What isn’t said about a hot topic is often more telling than what is.

The debate topic this week assumes there are benefits to the Site C dam project in the first place — something currently under scrutiny by critics and rightly so. The bigger question about the Site C proposal is whether we even need it or not, and what is the real motivation behind the project. The public has been told it’s to power liquefied natural gas plants, to keep BC Hydro rates low, and the province’s future power needs. So which one of these is it?

In an interview with the Globe and Mail recently, even Energy Minister Bill Bennett expressed his lack of confidence in the project, referring to the financial and regulatory hurdles the project faces, both of which are significant.

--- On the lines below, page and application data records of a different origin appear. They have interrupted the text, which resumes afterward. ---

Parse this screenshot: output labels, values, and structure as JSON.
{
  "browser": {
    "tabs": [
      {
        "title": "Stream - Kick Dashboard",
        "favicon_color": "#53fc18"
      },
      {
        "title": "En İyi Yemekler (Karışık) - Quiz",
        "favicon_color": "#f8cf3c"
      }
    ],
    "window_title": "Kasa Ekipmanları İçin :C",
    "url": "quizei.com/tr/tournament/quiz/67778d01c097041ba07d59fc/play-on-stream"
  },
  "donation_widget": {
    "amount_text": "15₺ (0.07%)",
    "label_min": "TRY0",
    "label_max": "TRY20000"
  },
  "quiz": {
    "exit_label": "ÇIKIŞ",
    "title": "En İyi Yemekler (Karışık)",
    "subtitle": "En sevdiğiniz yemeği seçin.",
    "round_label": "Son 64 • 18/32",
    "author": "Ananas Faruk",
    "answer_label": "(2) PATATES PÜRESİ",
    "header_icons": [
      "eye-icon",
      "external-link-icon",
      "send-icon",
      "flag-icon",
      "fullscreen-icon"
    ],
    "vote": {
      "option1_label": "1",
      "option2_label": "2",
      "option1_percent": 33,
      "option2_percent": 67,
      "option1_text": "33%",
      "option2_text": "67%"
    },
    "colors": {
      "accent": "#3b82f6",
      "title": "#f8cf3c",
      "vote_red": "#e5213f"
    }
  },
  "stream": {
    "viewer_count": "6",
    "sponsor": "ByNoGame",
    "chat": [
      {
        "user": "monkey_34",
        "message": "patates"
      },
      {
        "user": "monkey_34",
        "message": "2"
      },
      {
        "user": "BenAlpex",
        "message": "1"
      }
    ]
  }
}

See Brent Stafford’s column

The costs of the project are astronomical, estimated in 2011 as $7.9 billion. The environmental impacts are far greater than just what Brent focuses on with the impact on land in the Agricultural Land Reserve in the Peace River.

Not only will wildlife habitat be lost forever, there will be an irreparable impact on First Nations in the area. They will lose traditional hunting and fishing grounds, as well as identified archeological sites along the riverbanks.

As a taxpayer in British Columbia, it’s important to me that the justification for the project is verified independently of BC Hydro’s claims to ensure the best interests of citizens are being served. Sadly, that isn’t going to happen since the Liberal government has exempted the proposal from the independent oversight of the B.C. Utilities Commission. The commission would have reviewed the cost estimates for accuracy, as well as the justifications for the project itself.

This failure to allow an independent review of the project leaves British Columbians relying on information that hasn’t been confirmed. The results of a report released by the joint federal-provincial environmental review panel for the proposal gives reason to doubt BC Hydro’s information.

The panel reported a number of discrepancies and inconsistencies in the reports provided by BC Hydro, including a failure to provide information about the impact on First Nations activities, among other vital information. That’s alarming on many levels — what would a review of their financial information show us?

Read the rest of this weeks column and vote, here: http://vancouver.24hrs.ca/2013/12/01/bc-hydro-hasnt-proved-its-case-project-is-even-needed

My update on the NDP post will be up later this morning, barring further unforeseen events.